#### Record excerpts:

★ ★ ★

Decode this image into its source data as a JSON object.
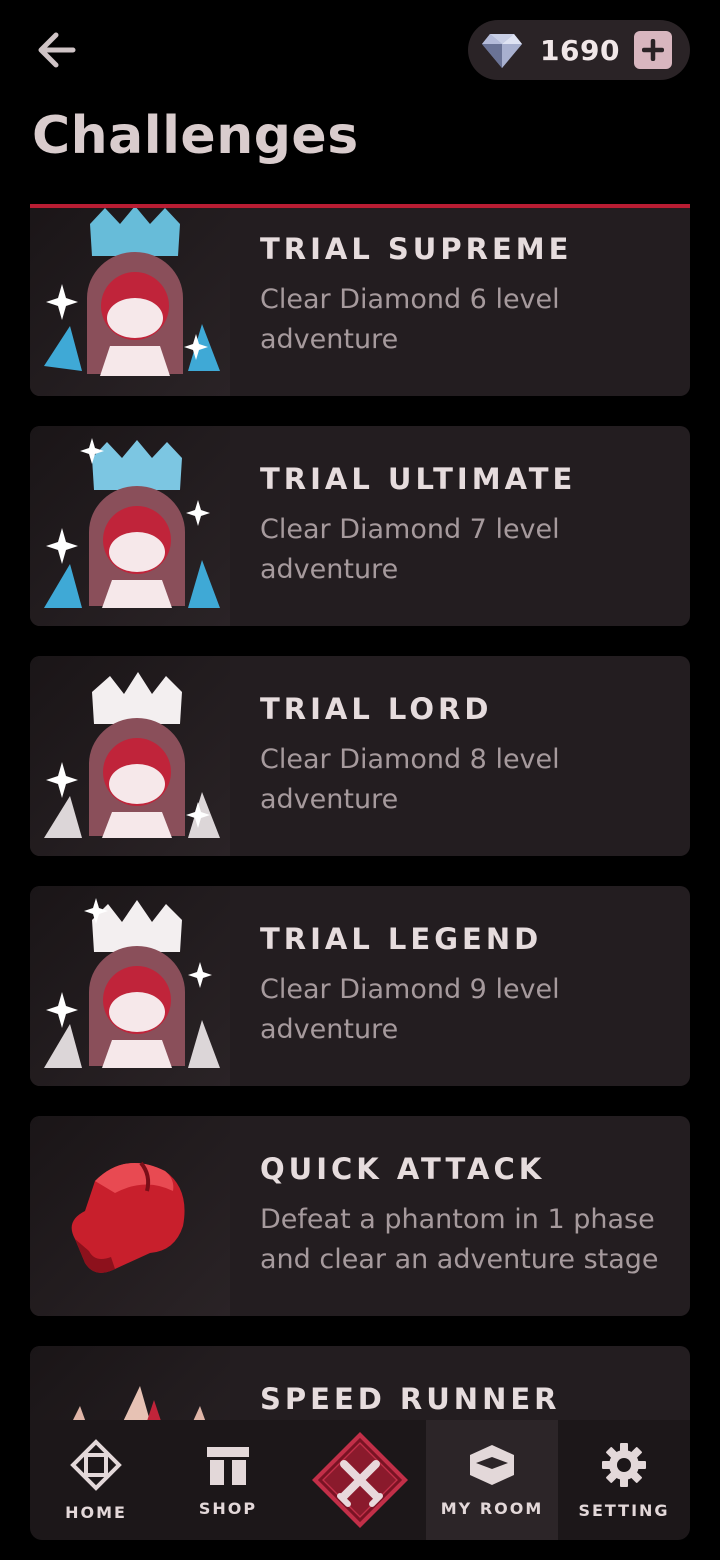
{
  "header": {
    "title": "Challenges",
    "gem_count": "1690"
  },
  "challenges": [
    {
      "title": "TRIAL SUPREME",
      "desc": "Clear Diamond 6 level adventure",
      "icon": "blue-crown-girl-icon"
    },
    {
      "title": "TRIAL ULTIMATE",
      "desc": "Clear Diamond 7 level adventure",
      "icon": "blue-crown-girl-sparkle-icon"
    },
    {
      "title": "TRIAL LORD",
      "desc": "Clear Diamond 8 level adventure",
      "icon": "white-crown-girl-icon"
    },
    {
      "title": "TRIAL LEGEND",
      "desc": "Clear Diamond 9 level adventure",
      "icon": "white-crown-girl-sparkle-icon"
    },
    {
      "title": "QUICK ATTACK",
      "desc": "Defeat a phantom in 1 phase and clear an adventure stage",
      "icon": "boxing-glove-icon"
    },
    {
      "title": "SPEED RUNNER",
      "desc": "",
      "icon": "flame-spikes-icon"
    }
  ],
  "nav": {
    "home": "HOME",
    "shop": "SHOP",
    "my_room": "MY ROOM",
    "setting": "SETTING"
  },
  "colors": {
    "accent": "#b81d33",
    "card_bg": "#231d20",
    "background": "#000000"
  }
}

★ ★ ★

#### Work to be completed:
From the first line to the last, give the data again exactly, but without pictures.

#### The answer:
Decode this image into its source data as a JSON object.
{
  "header": {
    "title": "Challenges",
    "gem_count": "1690"
  },
  "challenges": [
    {
      "title": "TRIAL SUPREME",
      "desc": "Clear Diamond 6 level adventure",
      "icon": "blue-crown-girl-icon"
    },
    {
      "title": "TRIAL ULTIMATE",
      "desc": "Clear Diamond 7 level adventure",
      "icon": "blue-crown-girl-sparkle-icon"
    },
    {
      "title": "TRIAL LORD",
      "desc": "Clear Diamond 8 level adventure",
      "icon": "white-crown-girl-icon"
    },
    {
      "title": "TRIAL LEGEND",
      "desc": "Clear Diamond 9 level adventure",
      "icon": "white-crown-girl-sparkle-icon"
    },
    {
      "title": "QUICK ATTACK",
      "desc": "Defeat a phantom in 1 phase and clear an adventure stage",
      "icon": "boxing-glove-icon"
    },
    {
      "title": "SPEED RUNNER",
      "desc": "",
      "icon": "flame-spikes-icon"
    }
  ],
  "nav": {
    "home": "HOME",
    "shop": "SHOP",
    "my_room": "MY ROOM",
    "setting": "SETTING"
  },
  "colors": {
    "accent": "#b81d33",
    "card_bg": "#231d20",
    "background": "#000000"
  }
}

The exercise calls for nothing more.